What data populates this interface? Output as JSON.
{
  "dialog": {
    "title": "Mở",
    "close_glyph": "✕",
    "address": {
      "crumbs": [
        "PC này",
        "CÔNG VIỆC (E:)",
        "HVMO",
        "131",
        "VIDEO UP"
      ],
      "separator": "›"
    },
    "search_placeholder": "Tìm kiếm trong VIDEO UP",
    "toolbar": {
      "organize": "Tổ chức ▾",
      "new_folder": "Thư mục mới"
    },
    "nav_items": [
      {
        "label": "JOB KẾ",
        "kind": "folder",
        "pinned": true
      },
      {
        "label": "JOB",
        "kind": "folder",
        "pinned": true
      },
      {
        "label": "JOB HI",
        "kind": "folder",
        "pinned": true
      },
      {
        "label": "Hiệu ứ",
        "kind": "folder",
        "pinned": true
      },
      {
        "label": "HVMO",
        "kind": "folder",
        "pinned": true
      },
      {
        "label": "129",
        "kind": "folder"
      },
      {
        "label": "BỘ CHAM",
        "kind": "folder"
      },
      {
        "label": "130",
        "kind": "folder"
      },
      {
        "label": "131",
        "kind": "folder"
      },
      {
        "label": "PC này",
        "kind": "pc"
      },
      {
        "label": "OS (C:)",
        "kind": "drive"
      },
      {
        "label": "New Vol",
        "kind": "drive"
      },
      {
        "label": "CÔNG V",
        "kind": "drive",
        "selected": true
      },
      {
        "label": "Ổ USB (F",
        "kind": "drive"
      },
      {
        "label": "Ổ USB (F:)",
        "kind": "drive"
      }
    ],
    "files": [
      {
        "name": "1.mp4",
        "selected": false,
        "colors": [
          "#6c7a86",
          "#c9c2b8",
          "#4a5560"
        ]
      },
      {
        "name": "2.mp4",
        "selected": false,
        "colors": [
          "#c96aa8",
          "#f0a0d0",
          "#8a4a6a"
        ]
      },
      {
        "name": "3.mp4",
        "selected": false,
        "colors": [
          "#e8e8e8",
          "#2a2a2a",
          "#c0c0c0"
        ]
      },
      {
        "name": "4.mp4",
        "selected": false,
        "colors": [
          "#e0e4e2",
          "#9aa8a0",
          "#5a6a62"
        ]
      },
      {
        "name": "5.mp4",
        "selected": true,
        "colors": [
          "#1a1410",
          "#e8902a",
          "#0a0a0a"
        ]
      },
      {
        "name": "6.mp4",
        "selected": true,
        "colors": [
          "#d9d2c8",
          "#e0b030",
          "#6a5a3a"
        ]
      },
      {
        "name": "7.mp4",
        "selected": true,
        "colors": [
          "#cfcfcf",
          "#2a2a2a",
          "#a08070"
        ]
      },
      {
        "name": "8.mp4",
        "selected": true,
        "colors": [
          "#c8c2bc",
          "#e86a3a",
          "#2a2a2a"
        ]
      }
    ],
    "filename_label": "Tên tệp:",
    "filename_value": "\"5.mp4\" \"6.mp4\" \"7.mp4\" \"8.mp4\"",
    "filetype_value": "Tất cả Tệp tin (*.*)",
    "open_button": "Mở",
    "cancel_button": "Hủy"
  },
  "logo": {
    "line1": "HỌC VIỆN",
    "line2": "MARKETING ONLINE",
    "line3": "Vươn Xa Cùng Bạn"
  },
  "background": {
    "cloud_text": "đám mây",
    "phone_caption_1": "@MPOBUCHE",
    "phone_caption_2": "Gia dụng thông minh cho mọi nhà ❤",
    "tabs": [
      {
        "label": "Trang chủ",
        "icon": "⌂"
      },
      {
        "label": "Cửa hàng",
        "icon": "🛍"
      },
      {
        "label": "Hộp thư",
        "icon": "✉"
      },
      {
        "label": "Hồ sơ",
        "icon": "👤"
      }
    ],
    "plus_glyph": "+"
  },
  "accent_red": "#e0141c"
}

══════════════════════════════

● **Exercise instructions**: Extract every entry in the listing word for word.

● **Completed exercise**:
What data populates this interface? Output as JSON.
{
  "dialog": {
    "title": "Mở",
    "close_glyph": "✕",
    "address": {
      "crumbs": [
        "PC này",
        "CÔNG VIỆC (E:)",
        "HVMO",
        "131",
        "VIDEO UP"
      ],
      "separator": "›"
    },
    "search_placeholder": "Tìm kiếm trong VIDEO UP",
    "toolbar": {
      "organize": "Tổ chức ▾",
      "new_folder": "Thư mục mới"
    },
    "nav_items": [
      {
        "label": "JOB KẾ",
        "kind": "folder",
        "pinned": true
      },
      {
        "label": "JOB",
        "kind": "folder",
        "pinned": true
      },
      {
        "label": "JOB HI",
        "kind": "folder",
        "pinned": true
      },
      {
        "label": "Hiệu ứ",
        "kind": "folder",
        "pinned": true
      },
      {
        "label": "HVMO",
        "kind": "folder",
        "pinned": true
      },
      {
        "label": "129",
        "kind": "folder"
      },
      {
        "label": "BỘ CHAM",
        "kind": "folder"
      },
      {
        "label": "130",
        "kind": "folder"
      },
      {
        "label": "131",
        "kind": "folder"
      },
      {
        "label": "PC này",
        "kind": "pc"
      },
      {
        "label": "OS (C:)",
        "kind": "drive"
      },
      {
        "label": "New Vol",
        "kind": "drive"
      },
      {
        "label": "CÔNG V",
        "kind": "drive",
        "selected": true
      },
      {
        "label": "Ổ USB (F",
        "kind": "drive"
      },
      {
        "label": "Ổ USB (F:)",
        "kind": "drive"
      }
    ],
    "files": [
      {
        "name": "1.mp4",
        "selected": false,
        "colors": [
          "#6c7a86",
          "#c9c2b8",
          "#4a5560"
        ]
      },
      {
        "name": "2.mp4",
        "selected": false,
        "colors": [
          "#c96aa8",
          "#f0a0d0",
          "#8a4a6a"
        ]
      },
      {
        "name": "3.mp4",
        "selected": false,
        "colors": [
          "#e8e8e8",
          "#2a2a2a",
          "#c0c0c0"
        ]
      },
      {
        "name": "4.mp4",
        "selected": false,
        "colors": [
          "#e0e4e2",
          "#9aa8a0",
          "#5a6a62"
        ]
      },
      {
        "name": "5.mp4",
        "selected": true,
        "colors": [
          "#1a1410",
          "#e8902a",
          "#0a0a0a"
        ]
      },
      {
        "name": "6.mp4",
        "selected": true,
        "colors": [
          "#d9d2c8",
          "#e0b030",
          "#6a5a3a"
        ]
      },
      {
        "name": "7.mp4",
        "selected": true,
        "colors": [
          "#cfcfcf",
          "#2a2a2a",
          "#a08070"
        ]
      },
      {
        "name": "8.mp4",
        "selected": true,
        "colors": [
          "#c8c2bc",
          "#e86a3a",
          "#2a2a2a"
        ]
      }
    ],
    "filename_label": "Tên tệp:",
    "filename_value": "\"5.mp4\" \"6.mp4\" \"7.mp4\" \"8.mp4\"",
    "filetype_value": "Tất cả Tệp tin (*.*)",
    "open_button": "Mở",
    "cancel_button": "Hủy"
  },
  "logo": {
    "line1": "HỌC VIỆN",
    "line2": "MARKETING ONLINE",
    "line3": "Vươn Xa Cùng Bạn"
  },
  "background": {
    "cloud_text": "đám mây",
    "phone_caption_1": "@MPOBUCHE",
    "phone_caption_2": "Gia dụng thông minh cho mọi nhà ❤",
    "tabs": [
      {
        "label": "Trang chủ",
        "icon": "⌂"
      },
      {
        "label": "Cửa hàng",
        "icon": "🛍"
      },
      {
        "label": "Hộp thư",
        "icon": "✉"
      },
      {
        "label": "Hồ sơ",
        "icon": "👤"
      }
    ],
    "plus_glyph": "+"
  },
  "accent_red": "#e0141c"
}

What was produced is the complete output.